Maintaining Your Rebounder
The Needak® rebounder is built to stand the test of time. To ensure a long life for your rebounder and maximize the benefits, we suggest the following routine maintenance.
- Occasionally lubricate the metal on metal contact points on the springs (clevis pins and mat cleats). We suggest a grease such as Vaseline, Duralube, or other lithium, teflon, or silicone based grease. Some customers report Teflon spray works as well. Liquid oil will drip off of the springs causing a potential hazard and possible stains on your flooring.
- Should a mat spring break, it should be replaced as quickly as possible. Use of a rebounder that has more than one broken spring puts uneven pressure on the remaining springs and they may be damaged as a consequence.
- We recommend occasional replacement of the entire set of mat springs. The structure of any spring changes over its useful life and eventually lose its resiliency. See "Replacement Parts" for new springs.
The Needak® rebounder will give you many years of fun and heart healthy exercise if you keep the following in mind:
- The frame skirt does not protect your toes from becoming entangled in the springs. It is an aesthetic device. It is not a jumping surface. Avoid bouncing directly on the frame skirt.
- The stabilizing bar is designed to assist you with rebounding by aiding in maintaining your balance. Do not hang on the bar or allow children to use it as jungle gym. This may damage the rebounder legs or attachment points on the frame and will void the warranty.
- The rebounder is not designed for performing tricks. Do not jump from the floor to the mat surface or from the rebounder to another surface.

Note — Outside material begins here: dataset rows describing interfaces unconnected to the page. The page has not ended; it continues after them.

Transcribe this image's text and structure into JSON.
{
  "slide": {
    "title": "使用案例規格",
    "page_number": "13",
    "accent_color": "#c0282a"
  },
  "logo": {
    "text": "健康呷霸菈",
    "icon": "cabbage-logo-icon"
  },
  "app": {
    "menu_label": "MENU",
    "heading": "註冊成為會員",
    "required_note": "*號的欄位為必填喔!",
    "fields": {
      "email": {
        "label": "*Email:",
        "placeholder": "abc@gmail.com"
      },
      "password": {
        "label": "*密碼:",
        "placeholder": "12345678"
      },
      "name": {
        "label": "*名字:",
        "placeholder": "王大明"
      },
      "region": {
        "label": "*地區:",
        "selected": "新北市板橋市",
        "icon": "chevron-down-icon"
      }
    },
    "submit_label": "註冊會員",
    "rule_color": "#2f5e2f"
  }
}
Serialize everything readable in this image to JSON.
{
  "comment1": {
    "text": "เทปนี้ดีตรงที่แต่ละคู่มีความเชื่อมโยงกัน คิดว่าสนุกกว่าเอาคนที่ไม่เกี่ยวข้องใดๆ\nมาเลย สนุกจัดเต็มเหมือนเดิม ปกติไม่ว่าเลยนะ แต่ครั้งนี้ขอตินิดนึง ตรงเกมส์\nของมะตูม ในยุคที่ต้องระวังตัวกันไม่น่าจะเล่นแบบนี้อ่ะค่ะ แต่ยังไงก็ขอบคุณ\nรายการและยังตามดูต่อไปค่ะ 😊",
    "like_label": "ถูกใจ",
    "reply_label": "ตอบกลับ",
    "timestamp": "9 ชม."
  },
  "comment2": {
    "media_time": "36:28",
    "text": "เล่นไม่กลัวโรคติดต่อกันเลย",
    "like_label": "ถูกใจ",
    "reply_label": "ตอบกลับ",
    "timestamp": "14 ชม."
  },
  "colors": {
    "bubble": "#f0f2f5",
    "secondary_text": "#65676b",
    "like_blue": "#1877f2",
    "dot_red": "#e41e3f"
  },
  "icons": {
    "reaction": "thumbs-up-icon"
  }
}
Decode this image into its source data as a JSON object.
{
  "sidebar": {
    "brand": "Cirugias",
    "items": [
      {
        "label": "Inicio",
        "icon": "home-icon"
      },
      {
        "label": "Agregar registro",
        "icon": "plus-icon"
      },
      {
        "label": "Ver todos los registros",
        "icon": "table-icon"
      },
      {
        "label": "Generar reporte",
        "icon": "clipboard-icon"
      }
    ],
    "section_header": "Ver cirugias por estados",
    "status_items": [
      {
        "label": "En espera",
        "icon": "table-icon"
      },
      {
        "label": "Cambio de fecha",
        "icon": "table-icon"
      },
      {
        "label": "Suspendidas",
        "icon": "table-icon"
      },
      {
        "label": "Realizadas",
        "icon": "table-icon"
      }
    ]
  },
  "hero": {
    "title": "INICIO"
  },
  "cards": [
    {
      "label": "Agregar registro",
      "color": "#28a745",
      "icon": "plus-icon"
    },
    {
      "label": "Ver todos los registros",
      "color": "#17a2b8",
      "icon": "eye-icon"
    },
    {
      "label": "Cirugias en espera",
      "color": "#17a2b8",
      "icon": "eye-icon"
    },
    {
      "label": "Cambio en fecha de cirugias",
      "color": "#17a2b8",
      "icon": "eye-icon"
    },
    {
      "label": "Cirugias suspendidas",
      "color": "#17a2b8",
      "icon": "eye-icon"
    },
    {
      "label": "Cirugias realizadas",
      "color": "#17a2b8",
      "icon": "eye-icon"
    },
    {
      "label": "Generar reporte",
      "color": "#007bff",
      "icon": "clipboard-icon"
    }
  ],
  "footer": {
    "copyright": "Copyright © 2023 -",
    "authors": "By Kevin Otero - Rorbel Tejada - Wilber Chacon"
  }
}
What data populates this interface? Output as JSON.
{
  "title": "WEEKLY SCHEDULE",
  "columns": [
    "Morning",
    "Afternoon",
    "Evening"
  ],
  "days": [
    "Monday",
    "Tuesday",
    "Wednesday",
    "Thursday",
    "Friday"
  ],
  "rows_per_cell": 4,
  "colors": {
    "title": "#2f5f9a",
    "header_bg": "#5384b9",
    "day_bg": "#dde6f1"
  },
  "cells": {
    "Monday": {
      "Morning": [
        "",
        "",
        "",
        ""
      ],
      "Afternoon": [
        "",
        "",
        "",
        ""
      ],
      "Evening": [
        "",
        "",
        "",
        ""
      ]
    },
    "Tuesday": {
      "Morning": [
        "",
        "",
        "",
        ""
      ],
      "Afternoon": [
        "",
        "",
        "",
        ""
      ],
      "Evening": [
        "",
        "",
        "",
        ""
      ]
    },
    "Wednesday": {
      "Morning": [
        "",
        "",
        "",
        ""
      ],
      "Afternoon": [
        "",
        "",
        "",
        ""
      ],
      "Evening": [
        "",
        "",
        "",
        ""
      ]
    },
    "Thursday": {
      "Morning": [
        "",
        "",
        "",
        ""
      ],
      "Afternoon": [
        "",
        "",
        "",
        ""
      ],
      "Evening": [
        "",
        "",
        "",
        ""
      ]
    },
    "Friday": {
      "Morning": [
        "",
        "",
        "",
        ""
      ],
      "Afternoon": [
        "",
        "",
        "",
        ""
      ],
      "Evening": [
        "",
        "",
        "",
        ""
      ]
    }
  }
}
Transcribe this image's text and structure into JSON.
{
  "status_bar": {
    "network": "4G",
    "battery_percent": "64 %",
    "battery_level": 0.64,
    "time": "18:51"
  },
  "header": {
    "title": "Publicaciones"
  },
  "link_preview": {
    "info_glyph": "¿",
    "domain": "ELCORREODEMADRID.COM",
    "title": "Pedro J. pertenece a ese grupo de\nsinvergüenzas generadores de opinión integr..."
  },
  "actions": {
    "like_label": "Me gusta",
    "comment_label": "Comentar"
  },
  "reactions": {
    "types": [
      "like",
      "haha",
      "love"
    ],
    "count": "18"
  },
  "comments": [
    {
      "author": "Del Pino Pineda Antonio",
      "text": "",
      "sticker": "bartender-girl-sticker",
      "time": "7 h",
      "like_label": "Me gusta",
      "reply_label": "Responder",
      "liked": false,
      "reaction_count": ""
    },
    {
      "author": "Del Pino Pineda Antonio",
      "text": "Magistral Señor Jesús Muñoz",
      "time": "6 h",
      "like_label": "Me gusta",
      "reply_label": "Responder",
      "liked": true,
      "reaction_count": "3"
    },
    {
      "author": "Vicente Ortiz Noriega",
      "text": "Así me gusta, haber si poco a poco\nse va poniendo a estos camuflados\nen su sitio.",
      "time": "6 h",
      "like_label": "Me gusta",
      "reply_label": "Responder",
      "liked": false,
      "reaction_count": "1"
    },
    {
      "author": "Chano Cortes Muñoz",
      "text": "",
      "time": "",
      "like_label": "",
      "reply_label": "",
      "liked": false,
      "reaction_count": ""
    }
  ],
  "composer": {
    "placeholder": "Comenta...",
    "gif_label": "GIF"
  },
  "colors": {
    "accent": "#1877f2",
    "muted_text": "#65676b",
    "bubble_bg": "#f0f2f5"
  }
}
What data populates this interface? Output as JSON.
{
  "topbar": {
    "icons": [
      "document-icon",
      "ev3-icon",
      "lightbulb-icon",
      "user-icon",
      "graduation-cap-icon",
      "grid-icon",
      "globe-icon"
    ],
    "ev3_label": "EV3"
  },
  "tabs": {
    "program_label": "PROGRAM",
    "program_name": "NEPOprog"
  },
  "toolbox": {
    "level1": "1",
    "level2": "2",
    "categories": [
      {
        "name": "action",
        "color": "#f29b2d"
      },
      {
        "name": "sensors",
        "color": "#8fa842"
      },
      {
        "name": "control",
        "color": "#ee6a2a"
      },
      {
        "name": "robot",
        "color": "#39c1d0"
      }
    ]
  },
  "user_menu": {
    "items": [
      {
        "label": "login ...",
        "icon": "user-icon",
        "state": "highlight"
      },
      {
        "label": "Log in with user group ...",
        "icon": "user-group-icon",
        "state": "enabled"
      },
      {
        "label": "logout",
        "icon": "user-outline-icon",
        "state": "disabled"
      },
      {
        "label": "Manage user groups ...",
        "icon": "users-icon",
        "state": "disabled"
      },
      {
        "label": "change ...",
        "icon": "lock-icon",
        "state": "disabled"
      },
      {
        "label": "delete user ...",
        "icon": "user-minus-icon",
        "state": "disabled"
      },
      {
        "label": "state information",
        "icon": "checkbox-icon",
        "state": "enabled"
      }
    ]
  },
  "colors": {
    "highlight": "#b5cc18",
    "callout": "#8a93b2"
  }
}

- The polypropylene Mat on your rebounder is built to take years of use. Some authors suggest that rebounding with bare feet adds beneficial massage to the feet. Some suggest that people with or those tending toward pronating ankles should wear shoes. Shoes may be used when rebounding. We suggest that you use caution when rebounding while wearing only socks, other hosiery, or bare feet. The material of some socks or hosiery tend to be slippery against the polypropylene material. You will need to experiment to determine your individual comfort level.